How does Friar Laurence respond to Romeo's behavior in Act 3, scene 3 of Romeo and Juliet?
Friar Lawrence tries to convince Romeo that he should be grateful he won’t be executed for killing Tybalt, instead of whining about being banished.
When Friar Lawrence tells him he is banished, Romeo says he would rather die. Friar Lawrence chides him, telling him to be grateful that he has his life. He tells him to get on with his life, and be patient because “the world is broad and wide.”
O deadly sin! O rude unthankfulness!(25)
Thy fault our law calls death; but the kind Prince,
Taking thy part, hath rush'd aside the law,
And turn'd that black word death to banishment.
This is dear mercy, and thou seest it not. (Act 3, Scene 3)
Romeo throws himself on the floor and has a toddler-level tantrum, saying that he can’t live without Juliet. Friar Lawrence is annoyed, calling him “mad,” and when someone comes to the door he tries to get him up.
Juliet’s Nurse arrives, and similarly scolds the blubbering Romeo. They both tell him to be a man, at least for Juliet’s sake. She explains that Juliet wants to marry Romeo anyway, and Friar Lawrence decides to go along with it and marry them in secret.

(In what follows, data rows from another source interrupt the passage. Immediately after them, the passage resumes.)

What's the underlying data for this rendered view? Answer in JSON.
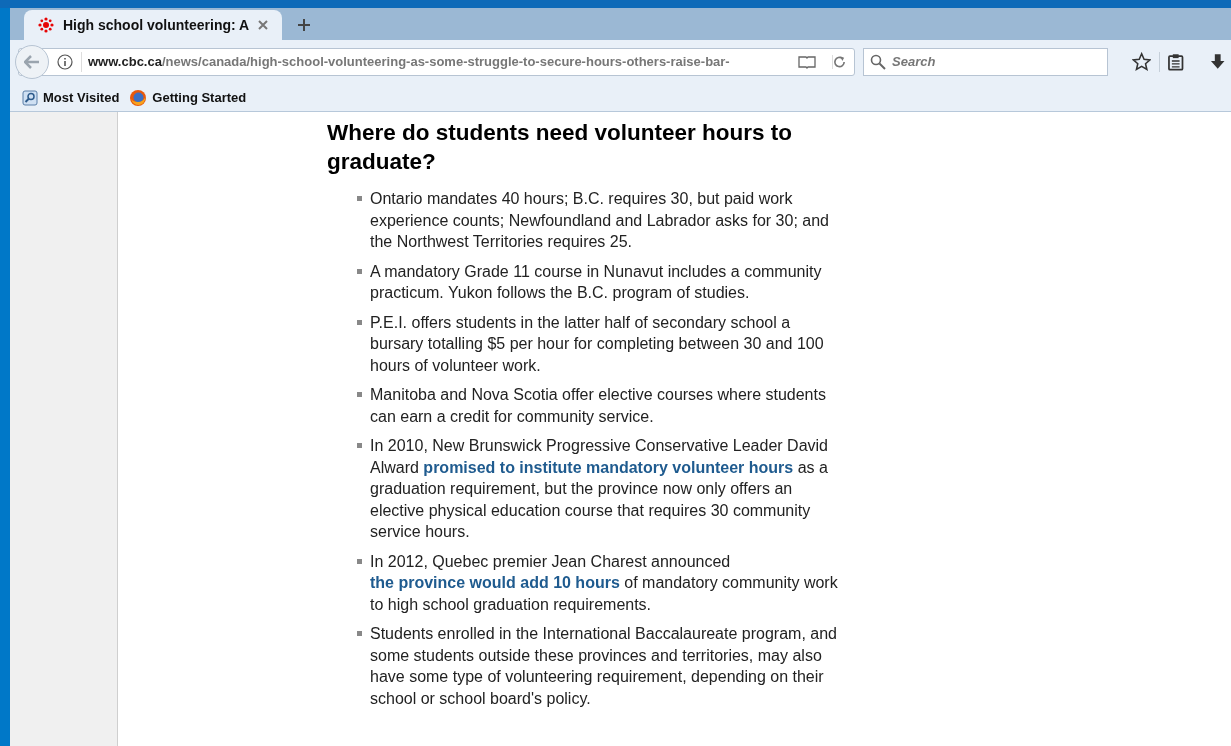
{
  "tabs": [
    {
      "title": "High school volunteering: A",
      "selected": true
    }
  ],
  "address_bar": {
    "domain": "www.cbc.ca",
    "path": "/news/canada/high-school-volunteering-as-some-struggle-to-secure-hours-others-raise-bar-"
  },
  "search": {
    "placeholder": "Search"
  },
  "bookmarks": [
    {
      "label": "Most Visited",
      "kind": "folder"
    },
    {
      "label": "Getting Started",
      "kind": "firefox"
    }
  ],
  "article": {
    "heading": "Where do students need volunteer hours to graduate?",
    "bullets": [
      [
        {
          "kind": "text",
          "text": "Ontario mandates 40 hours; B.C. requires 30, but paid work experience counts; Newfoundland and Labrador asks for 30; and the Northwest Territories requires 25."
        }
      ],
      [
        {
          "kind": "text",
          "text": "A mandatory Grade 11 course in Nunavut includes a community practicum. Yukon follows the B.C. program of studies."
        }
      ],
      [
        {
          "kind": "text",
          "text": "P.E.I. offers students in the latter half of secondary school a bursary totalling $5 per hour for completing between 30 and 100 hours of volunteer work."
        }
      ],
      [
        {
          "kind": "text",
          "text": "Manitoba and Nova Scotia offer elective courses where students can earn a credit for community service."
        }
      ],
      [
        {
          "kind": "text",
          "text": "In 2010, New Brunswick Progressive Conservative Leader David Alward "
        },
        {
          "kind": "link",
          "text": "promised to institute mandatory volunteer hours"
        },
        {
          "kind": "text",
          "text": " as a graduation requirement, but the province now only offers an elective physical education course that requires 30 community service hours."
        }
      ],
      [
        {
          "kind": "text",
          "text": "In 2012, Quebec premier Jean Charest announced "
        },
        {
          "kind": "link",
          "text": "the province would add 10 hours"
        },
        {
          "kind": "text",
          "text": " of mandatory community work to high school graduation requirements."
        }
      ],
      [
        {
          "kind": "text",
          "text": "Students enrolled in the International Baccalaureate program, and some students outside these provinces and territories, may also have some type of volunteering requirement, depending on their school or school board's policy."
        }
      ]
    ]
  }
}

This scene demonstrates how immature Romeo is, and how much Nurse and Friar Lawrence coddle Juliet and Romeo. By giving in to the young people's wishes, they may give them what they want, but there is no way they can sustain it and it only causes more problems later on.